Teen dating advice for christians
We often hear complaints from readers about the confusion, hurt and sexual sin they've encountered despite their best intentions.
Many want to know how they can go about getting to know someone and eventually getting married without getting hurt or compromising their faith.
It might be difficult for some parents to read through, but here’s a top ten list that I’ve been wanting to write for a while.
Over the next several days I’ll be expanding on each of these in succession, but for now, here is my top ten mistakes Christian parents of teens make: 10. A lot of parents make the mistake of not spending time with their teens because they assume their teens don’t want to spend time with them!
I can’t think of many good reasons why families can’t limit teens to one major sport/extra-curricular activity per season. Maybe parents don’t have any limits of boundaries within their own life, so they don’t know how to communicate the value of these to their teen.
Not only will a frenetic schedule slowly grind down your entire family of time, you’ll be teaching your teen that “the good life” is a hyper-active one. We are all tempted to think that loving our kids means doing all we can to ensure they have all the opportunities and things we didn’t have growing up. It leads to an enormous amount of self-important, petty, and ungrateful kids. Parents need to recognize they’re doing their teens a disservice by spoiling them in either of these ways. Maybe it’s because they don’t want to, because their own self-esteem is too tied up in their child’s perception of them, and they couldn’t handle having their teen get angry at them for actually trying to parent.

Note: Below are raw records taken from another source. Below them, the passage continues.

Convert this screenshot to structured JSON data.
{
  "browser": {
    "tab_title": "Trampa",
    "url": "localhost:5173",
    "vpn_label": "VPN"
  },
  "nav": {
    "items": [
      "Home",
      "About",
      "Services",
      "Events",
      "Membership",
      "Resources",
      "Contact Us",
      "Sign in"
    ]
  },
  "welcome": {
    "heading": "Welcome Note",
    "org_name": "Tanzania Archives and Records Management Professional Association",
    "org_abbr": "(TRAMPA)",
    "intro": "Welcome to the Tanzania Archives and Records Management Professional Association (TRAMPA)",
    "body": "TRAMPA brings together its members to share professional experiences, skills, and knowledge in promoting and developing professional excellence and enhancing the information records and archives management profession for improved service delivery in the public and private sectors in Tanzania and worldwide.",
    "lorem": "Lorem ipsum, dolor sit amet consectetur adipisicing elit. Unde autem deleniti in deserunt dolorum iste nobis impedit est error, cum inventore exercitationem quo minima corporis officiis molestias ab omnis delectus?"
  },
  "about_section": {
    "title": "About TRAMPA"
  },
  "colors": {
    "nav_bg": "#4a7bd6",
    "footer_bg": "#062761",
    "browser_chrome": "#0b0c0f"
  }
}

Some of the messages we've presented have taken the position that Christians can apply their faith in such a way that they can still work within the system they've inherited. Jesus was a friend to all types of people, even those with loose morals, wasn’t he?Here are some of the best places to find Christian ministry employment information—whether you are looking for a job or searching for the right person to fill a position.In that moment I (nervously) told her I didn’t think it was wise for most teenagers to date because most teenagers aren’t spiritually mature enough for such commitment, and they don’t have a firm understanding of the kind of people they should date.Now that I’ve had a moment to think about this question, I’d like to revise my answer.